Airthings recommends that, for mold risk tracking, the Wave Mini should be placed where mold is most likely. This includes on a windowsill, on the floor next to an external wall, behind furniture, or inside cupboards or access doors fitted to your external walls. Being wireless, the device could also be put in a campervan, boat, or anywhere else mold can spread.
This is all useful information, especially if you have had mold problems in the past and want to keep tabs on the effectiveness of remedial work you have done. If the score increases, you'll want to get to work again in a bid to prevent mold from growing back.
Readings from the Airthings smartphone appGearBrain
But there is an important caveat here. The Wave Mini does not detect actual mold spores in the air. Instead, it uses an algorithm that analyzes temperature and humidity readings to estimate how fast mold could grow in your the home's current condition.
Airthings also says the sensor is designed to overestimate your mold risk; that way, you will be alerted as soon as vulnerable materials like fabric are threatened. If you are getting a score of three or four in a bathroom with its walls covered in tiles, then your actual risk is lower than a score of three in a lounge full of soft furnishings.
I set up the Wave Mini in my bedroom, which is also where I have my home office and therefore the room I use the most. After eight days of use, the mold risk score reassuringly stayed at zero. I haven't had mold problems in the year I have lived in this apartment, but seeing that score gave me a good sense of relief.
Equally, had the score been above three, I would have potentially discovered a mold problem before it became visible and long before it became a risk to my possessions and my health.

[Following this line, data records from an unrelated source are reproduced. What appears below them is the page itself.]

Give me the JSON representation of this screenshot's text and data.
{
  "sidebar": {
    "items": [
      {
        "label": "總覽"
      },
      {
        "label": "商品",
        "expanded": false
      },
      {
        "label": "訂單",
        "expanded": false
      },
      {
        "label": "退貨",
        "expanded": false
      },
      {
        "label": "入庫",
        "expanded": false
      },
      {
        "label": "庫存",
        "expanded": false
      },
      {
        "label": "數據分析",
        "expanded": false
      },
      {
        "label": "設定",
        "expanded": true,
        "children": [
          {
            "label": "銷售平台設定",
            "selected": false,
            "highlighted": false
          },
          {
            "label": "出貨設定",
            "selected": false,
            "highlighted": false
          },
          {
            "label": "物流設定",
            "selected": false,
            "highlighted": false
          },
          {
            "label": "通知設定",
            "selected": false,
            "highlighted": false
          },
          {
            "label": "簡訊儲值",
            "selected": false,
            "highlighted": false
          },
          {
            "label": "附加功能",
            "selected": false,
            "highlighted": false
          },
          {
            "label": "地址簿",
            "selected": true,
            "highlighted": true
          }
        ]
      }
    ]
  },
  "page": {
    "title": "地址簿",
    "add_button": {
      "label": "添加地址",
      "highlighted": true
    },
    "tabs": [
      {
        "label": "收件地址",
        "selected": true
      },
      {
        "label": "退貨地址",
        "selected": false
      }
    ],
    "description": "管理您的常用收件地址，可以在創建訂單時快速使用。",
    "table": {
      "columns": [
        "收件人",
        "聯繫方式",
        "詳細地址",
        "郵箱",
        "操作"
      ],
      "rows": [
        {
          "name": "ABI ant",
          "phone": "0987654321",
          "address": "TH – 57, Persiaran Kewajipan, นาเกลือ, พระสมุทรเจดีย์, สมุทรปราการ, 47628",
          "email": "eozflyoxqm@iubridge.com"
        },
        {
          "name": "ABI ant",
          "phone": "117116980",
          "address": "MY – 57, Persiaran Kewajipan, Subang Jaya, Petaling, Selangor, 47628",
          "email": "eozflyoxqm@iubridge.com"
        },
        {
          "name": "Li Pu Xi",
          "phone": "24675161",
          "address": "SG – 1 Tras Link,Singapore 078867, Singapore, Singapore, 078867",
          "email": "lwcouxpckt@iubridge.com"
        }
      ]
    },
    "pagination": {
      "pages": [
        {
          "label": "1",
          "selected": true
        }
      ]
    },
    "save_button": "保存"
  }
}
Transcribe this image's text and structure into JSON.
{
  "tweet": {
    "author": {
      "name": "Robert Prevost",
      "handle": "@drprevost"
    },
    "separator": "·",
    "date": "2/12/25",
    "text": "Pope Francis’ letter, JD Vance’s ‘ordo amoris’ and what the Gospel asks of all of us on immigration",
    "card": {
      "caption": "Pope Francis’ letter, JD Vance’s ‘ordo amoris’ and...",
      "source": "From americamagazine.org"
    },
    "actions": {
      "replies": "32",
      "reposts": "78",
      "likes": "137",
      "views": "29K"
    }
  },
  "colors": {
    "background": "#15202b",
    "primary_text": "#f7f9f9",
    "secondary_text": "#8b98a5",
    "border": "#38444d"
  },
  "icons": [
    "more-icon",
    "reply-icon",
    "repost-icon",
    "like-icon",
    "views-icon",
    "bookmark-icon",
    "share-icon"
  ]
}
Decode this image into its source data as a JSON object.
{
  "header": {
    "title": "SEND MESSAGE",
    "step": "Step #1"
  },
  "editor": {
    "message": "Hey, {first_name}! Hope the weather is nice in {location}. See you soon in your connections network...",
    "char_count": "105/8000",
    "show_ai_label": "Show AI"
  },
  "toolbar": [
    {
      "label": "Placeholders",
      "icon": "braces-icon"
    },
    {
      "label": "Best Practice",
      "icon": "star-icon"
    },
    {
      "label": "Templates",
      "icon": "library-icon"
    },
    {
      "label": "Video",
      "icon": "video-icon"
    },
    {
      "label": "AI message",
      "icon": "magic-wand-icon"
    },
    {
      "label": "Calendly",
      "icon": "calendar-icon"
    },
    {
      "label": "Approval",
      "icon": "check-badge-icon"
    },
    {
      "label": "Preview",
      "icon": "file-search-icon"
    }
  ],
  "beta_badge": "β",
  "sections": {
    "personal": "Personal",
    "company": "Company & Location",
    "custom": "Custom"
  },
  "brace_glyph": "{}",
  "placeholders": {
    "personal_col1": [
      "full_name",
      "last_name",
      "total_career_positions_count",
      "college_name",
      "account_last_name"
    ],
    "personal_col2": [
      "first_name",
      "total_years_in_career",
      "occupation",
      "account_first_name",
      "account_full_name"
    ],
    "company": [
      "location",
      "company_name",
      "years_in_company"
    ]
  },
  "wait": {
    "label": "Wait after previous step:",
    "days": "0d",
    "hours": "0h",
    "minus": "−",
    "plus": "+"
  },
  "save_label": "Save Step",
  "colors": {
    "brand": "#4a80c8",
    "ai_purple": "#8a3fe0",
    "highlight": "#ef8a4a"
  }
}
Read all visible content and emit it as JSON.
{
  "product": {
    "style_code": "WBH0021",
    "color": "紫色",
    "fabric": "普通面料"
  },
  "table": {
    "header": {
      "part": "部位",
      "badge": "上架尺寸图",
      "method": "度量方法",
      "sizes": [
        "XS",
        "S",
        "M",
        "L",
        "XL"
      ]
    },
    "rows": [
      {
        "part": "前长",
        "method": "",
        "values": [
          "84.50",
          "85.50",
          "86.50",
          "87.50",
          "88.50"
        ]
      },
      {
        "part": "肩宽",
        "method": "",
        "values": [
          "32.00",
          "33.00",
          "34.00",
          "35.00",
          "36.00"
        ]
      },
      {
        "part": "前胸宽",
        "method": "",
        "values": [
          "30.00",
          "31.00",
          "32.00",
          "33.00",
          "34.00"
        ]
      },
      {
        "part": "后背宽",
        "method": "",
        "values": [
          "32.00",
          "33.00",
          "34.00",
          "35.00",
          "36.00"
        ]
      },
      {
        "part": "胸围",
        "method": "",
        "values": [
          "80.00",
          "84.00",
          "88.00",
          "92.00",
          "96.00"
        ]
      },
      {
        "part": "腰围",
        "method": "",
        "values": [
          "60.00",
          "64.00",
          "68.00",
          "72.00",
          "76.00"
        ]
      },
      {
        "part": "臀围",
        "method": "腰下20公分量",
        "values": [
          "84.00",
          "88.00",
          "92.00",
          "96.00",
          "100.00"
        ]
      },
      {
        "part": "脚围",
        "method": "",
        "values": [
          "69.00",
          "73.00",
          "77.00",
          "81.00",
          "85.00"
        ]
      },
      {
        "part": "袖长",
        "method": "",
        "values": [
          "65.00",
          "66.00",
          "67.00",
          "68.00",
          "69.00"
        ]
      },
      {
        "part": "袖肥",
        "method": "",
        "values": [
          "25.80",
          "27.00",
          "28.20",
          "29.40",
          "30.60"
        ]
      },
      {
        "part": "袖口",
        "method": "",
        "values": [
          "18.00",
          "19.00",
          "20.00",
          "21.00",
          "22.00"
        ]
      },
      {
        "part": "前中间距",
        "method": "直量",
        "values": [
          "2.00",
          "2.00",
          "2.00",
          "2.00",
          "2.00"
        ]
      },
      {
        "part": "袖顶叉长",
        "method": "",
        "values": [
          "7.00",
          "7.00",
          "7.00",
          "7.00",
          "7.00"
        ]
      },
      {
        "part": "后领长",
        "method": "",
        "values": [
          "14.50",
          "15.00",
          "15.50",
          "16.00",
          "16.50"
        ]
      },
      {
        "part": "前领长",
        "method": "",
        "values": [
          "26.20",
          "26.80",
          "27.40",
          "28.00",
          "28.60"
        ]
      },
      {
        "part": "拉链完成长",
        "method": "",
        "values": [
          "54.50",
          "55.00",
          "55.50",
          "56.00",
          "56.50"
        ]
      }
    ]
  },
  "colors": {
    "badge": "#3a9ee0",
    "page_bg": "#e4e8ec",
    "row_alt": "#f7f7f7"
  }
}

In short, while Airthings' mold risk update doesn't actually track mold spores themselves, it's a useful (and free) new metric that I'm sure buyers of the Wave Mini will greatly appreciate. Especially if they have recently dealt with a mold problem and want to know if it has reappeared or remains under control.